§ **Directions**
The answer must consist of every record below, reproduced exactly.

---- Input

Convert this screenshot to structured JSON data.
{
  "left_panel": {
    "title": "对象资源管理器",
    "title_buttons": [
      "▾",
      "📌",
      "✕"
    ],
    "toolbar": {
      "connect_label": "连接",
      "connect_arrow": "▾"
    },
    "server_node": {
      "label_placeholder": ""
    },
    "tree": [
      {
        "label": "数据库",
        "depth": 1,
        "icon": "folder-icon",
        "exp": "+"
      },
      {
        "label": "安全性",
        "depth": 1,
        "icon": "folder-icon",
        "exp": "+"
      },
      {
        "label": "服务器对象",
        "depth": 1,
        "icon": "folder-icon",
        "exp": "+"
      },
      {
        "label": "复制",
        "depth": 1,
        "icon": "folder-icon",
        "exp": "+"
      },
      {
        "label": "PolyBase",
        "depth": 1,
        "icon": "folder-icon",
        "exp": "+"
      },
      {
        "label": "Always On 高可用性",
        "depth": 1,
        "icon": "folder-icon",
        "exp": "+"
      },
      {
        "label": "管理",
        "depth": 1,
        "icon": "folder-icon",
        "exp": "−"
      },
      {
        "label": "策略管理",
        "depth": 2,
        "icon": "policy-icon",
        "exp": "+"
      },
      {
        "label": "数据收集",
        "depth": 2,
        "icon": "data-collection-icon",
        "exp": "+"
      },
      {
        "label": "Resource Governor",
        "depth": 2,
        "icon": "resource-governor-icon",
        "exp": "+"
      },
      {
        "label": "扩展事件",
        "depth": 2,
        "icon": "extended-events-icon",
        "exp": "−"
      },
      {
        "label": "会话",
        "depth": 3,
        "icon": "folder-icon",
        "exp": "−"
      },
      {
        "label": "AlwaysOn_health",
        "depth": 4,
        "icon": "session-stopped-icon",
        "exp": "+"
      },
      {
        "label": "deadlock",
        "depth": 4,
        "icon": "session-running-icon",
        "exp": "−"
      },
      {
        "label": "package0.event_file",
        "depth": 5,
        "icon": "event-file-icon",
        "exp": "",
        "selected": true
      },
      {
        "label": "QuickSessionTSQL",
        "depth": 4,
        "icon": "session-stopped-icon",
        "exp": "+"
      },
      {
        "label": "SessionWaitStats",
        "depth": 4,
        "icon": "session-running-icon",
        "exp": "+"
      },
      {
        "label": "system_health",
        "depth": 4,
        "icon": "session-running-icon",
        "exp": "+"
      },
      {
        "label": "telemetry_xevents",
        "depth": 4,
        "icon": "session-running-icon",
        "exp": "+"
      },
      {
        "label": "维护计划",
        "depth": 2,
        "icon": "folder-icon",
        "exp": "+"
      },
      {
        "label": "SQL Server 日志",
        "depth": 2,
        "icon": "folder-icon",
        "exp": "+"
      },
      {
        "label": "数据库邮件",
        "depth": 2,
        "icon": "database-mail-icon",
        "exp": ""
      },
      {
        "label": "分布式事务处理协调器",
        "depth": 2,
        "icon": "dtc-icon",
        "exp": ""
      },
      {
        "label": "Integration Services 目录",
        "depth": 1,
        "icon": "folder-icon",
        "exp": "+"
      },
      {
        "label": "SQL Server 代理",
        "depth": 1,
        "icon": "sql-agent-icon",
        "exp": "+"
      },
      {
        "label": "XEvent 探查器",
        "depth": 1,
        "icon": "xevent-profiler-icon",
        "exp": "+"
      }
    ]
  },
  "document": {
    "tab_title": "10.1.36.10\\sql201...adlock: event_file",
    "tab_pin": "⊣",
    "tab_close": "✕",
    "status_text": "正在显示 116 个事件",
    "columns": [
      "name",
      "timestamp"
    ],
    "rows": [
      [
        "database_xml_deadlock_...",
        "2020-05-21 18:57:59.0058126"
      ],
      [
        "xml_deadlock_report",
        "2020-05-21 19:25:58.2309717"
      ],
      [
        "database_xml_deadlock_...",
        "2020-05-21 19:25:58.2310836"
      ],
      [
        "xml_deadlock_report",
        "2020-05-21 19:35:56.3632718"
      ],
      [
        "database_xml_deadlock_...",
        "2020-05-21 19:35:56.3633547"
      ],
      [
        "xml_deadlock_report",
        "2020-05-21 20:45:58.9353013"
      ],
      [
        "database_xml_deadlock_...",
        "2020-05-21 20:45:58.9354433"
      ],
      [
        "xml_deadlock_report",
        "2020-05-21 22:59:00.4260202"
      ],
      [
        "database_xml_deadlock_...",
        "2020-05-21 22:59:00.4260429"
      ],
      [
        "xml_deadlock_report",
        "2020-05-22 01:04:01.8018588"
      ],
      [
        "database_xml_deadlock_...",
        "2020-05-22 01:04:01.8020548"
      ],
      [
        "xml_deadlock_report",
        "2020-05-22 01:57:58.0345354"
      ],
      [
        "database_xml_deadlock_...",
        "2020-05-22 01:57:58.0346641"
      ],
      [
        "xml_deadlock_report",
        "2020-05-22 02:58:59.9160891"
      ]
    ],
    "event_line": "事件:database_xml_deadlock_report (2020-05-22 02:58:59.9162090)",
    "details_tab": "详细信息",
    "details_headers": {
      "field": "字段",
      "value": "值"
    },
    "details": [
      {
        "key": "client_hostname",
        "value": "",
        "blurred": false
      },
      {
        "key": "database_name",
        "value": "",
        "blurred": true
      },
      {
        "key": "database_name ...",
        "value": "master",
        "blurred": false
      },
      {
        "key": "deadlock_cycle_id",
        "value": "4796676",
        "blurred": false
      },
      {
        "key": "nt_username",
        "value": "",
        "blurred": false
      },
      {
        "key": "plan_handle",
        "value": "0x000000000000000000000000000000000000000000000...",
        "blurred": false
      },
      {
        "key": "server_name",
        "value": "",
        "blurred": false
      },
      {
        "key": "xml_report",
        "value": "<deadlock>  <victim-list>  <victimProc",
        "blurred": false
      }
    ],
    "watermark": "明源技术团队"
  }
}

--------

§ **Expected answer**
Convert this screenshot to structured JSON data.
{
  "left_panel": {
    "title": "对象资源管理器",
    "title_buttons": [
      "▾",
      "📌",
      "✕"
    ],
    "toolbar": {
      "connect_label": "连接",
      "connect_arrow": "▾"
    },
    "server_node": {
      "label_placeholder": ""
    },
    "tree": [
      {
        "label": "数据库",
        "depth": 1,
        "icon": "folder-icon",
        "exp": "+"
      },
      {
        "label": "安全性",
        "depth": 1,
        "icon": "folder-icon",
        "exp": "+"
      },
      {
        "label": "服务器对象",
        "depth": 1,
        "icon": "folder-icon",
        "exp": "+"
      },
      {
        "label": "复制",
        "depth": 1,
        "icon": "folder-icon",
        "exp": "+"
      },
      {
        "label": "PolyBase",
        "depth": 1,
        "icon": "folder-icon",
        "exp": "+"
      },
      {
        "label": "Always On 高可用性",
        "depth": 1,
        "icon": "folder-icon",
        "exp": "+"
      },
      {
        "label": "管理",
        "depth": 1,
        "icon": "folder-icon",
        "exp": "−"
      },
      {
        "label": "策略管理",
        "depth": 2,
        "icon": "policy-icon",
        "exp": "+"
      },
      {
        "label": "数据收集",
        "depth": 2,
        "icon": "data-collection-icon",
        "exp": "+"
      },
      {
        "label": "Resource Governor",
        "depth": 2,
        "icon": "resource-governor-icon",
        "exp": "+"
      },
      {
        "label": "扩展事件",
        "depth": 2,
        "icon": "extended-events-icon",
        "exp": "−"
      },
      {
        "label": "会话",
        "depth": 3,
        "icon": "folder-icon",
        "exp": "−"
      },
      {
        "label": "AlwaysOn_health",
        "depth": 4,
        "icon": "session-stopped-icon",
        "exp": "+"
      },
      {
        "label": "deadlock",
        "depth": 4,
        "icon": "session-running-icon",
        "exp": "−"
      },
      {
        "label": "package0.event_file",
        "depth": 5,
        "icon": "event-file-icon",
        "exp": "",
        "selected": true
      },
      {
        "label": "QuickSessionTSQL",
        "depth": 4,
        "icon": "session-stopped-icon",
        "exp": "+"
      },
      {
        "label": "SessionWaitStats",
        "depth": 4,
        "icon": "session-running-icon",
        "exp": "+"
      },
      {
        "label": "system_health",
        "depth": 4,
        "icon": "session-running-icon",
        "exp": "+"
      },
      {
        "label": "telemetry_xevents",
        "depth": 4,
        "icon": "session-running-icon",
        "exp": "+"
      },
      {
        "label": "维护计划",
        "depth": 2,
        "icon": "folder-icon",
        "exp": "+"
      },
      {
        "label": "SQL Server 日志",
        "depth": 2,
        "icon": "folder-icon",
        "exp": "+"
      },
      {
        "label": "数据库邮件",
        "depth": 2,
        "icon": "database-mail-icon",
        "exp": ""
      },
      {
        "label": "分布式事务处理协调器",
        "depth": 2,
        "icon": "dtc-icon",
        "exp": ""
      },
      {
        "label": "Integration Services 目录",
        "depth": 1,
        "icon": "folder-icon",
        "exp": "+"
      },
      {
        "label": "SQL Server 代理",
        "depth": 1,
        "icon": "sql-agent-icon",
        "exp": "+"
      },
      {
        "label": "XEvent 探查器",
        "depth": 1,
        "icon": "xevent-profiler-icon",
        "exp": "+"
      }
    ]
  },
  "document": {
    "tab_title": "10.1.36.10\\sql201...adlock: event_file",
    "tab_pin": "⊣",
    "tab_close": "✕",
    "status_text": "正在显示 116 个事件",
    "columns": [
      "name",
      "timestamp"
    ],
    "rows": [
      [
        "database_xml_deadlock_...",
        "2020-05-21 18:57:59.0058126"
      ],
      [
        "xml_deadlock_report",
        "2020-05-21 19:25:58.2309717"
      ],
      [
        "database_xml_deadlock_...",
        "2020-05-21 19:25:58.2310836"
      ],
      [
        "xml_deadlock_report",
        "2020-05-21 19:35:56.3632718"
      ],
      [
        "database_xml_deadlock_...",
        "2020-05-21 19:35:56.3633547"
      ],
      [
        "xml_deadlock_report",
        "2020-05-21 20:45:58.9353013"
      ],
      [
        "database_xml_deadlock_...",
        "2020-05-21 20:45:58.9354433"
      ],
      [
        "xml_deadlock_report",
        "2020-05-21 22:59:00.4260202"
      ],
      [
        "database_xml_deadlock_...",
        "2020-05-21 22:59:00.4260429"
      ],
      [
        "xml_deadlock_report",
        "2020-05-22 01:04:01.8018588"
      ],
      [
        "database_xml_deadlock_...",
        "2020-05-22 01:04:01.8020548"
      ],
      [
        "xml_deadlock_report",
        "2020-05-22 01:57:58.0345354"
      ],
      [
        "database_xml_deadlock_...",
        "2020-05-22 01:57:58.0346641"
      ],
      [
        "xml_deadlock_report",
        "2020-05-22 02:58:59.9160891"
      ]
    ],
    "event_line": "事件:database_xml_deadlock_report (2020-05-22 02:58:59.9162090)",
    "details_tab": "详细信息",
    "details_headers": {
      "field": "字段",
      "value": "值"
    },
    "details": [
      {
        "key": "client_hostname",
        "value": "",
        "blurred": false
      },
      {
        "key": "database_name",
        "value": "",
        "blurred": true
      },
      {
        "key": "database_name ...",
        "value": "master",
        "blurred": false
      },
      {
        "key": "deadlock_cycle_id",
        "value": "4796676",
        "blurred": false
      },
      {
        "key": "nt_username",
        "value": "",
        "blurred": false
      },
      {
        "key": "plan_handle",
        "value": "0x000000000000000000000000000000000000000000000...",
        "blurred": false
      },
      {
        "key": "server_name",
        "value": "",
        "blurred": false
      },
      {
        "key": "xml_report",
        "value": "<deadlock>  <victim-list>  <victimProc",
        "blurred": false
      }
    ],
    "watermark": "明源技术团队"
  }
}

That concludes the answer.